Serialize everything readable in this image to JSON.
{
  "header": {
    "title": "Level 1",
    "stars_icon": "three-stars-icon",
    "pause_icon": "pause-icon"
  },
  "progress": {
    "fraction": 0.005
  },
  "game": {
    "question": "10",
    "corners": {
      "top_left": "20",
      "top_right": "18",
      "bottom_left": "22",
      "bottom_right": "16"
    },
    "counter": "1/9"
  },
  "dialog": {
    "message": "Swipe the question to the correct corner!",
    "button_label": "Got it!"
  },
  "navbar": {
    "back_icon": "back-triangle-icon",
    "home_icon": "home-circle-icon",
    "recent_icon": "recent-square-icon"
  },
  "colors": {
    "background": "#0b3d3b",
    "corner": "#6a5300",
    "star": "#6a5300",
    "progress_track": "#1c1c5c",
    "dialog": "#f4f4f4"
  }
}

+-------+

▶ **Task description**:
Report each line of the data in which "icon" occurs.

▶ **Response area**:
    "stars_icon": "three-stars-icon",
    "pause_icon": "pause-icon"
    "back_icon": "back-triangle-icon",
    "home_icon": "home-circle-icon",
    "recent_icon": "recent-square-icon"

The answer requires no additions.